The Californian's enduring love of flying began in the 1920s with the planes that flew over his father's farm. In January 1942, he entered the Army Air Corps Aviation Cadet Program. Later after he received his wings and flew P-39s, he was chosen as one of the original flight leaders of the new 357th Fighter Group. Equipped with the new and deadly P-51 Mustang, the group shot down five enemy aircraft for each one lost while escorting bombers to targets deep inside Germany. But the price was high. Half of its pilots were killed or imprisoned, including some of Bud's closest friends.
In February 1944, Bud Anderson entered the uncertain, exhiliarating, and deadly world of aerial combat. He flew two tours of combat against the Luftwaffe in less than a year. In battles sometimes involving hundreds of airplanes, he ranked among the group's leading aces with 16 1/4 aerial victories. He flew 116 missions in his Old Crow without ever being hit by enemy aircraft or turning back for any reason desipte one life or death confrontation after another.
His friend Chuck Yeager, who flew with Anderson in the 357th says, "In an airplane, the guy was a mongoose--the best fighter pilot I ever saw."
Bud's years as a test pilot were at least as risky. In one bizarre expirement, he repeatedly linked up in midair with a B-29 bomber. As in combat, he lost many friends flying tests such as these.
Bud commanded a squadron of F-86 jet fighters in postwar Korea and a wing of F-105s on Okinawa during the mid 1960s. In 1970 at age forty-eight, he flew combat strikes as a wing commander against communist supply lines

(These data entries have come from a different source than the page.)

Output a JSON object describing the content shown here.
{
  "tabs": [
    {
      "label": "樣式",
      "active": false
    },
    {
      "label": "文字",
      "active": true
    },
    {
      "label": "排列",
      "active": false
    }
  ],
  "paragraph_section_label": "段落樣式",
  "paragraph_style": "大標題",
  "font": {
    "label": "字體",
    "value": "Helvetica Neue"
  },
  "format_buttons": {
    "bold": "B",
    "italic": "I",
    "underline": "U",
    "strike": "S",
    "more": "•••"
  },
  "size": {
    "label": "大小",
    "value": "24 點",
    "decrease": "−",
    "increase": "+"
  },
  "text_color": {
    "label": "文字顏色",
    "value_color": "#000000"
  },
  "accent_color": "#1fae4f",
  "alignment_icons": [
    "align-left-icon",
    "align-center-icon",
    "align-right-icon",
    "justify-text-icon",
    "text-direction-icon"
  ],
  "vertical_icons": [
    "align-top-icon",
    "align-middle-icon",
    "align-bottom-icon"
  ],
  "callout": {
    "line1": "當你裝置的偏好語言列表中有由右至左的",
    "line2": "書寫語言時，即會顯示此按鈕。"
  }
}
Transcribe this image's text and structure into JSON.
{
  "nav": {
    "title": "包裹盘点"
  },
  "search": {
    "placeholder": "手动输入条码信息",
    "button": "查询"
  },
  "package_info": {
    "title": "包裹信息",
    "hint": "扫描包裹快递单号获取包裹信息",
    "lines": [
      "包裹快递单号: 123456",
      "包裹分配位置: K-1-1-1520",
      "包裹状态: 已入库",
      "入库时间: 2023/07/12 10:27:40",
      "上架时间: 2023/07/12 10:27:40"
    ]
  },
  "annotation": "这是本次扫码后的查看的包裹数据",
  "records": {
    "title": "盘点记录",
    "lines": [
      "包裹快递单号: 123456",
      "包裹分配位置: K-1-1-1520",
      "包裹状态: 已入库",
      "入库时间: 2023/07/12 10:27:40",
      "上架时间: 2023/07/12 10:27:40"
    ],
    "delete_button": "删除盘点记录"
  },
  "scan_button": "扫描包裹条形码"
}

To Fly and Fight is about flying, plain and simple--the joys and dangers and the very special skills it demands. Touching, thoughtful and dead honest, it is the story of a boy who grew up living his dream.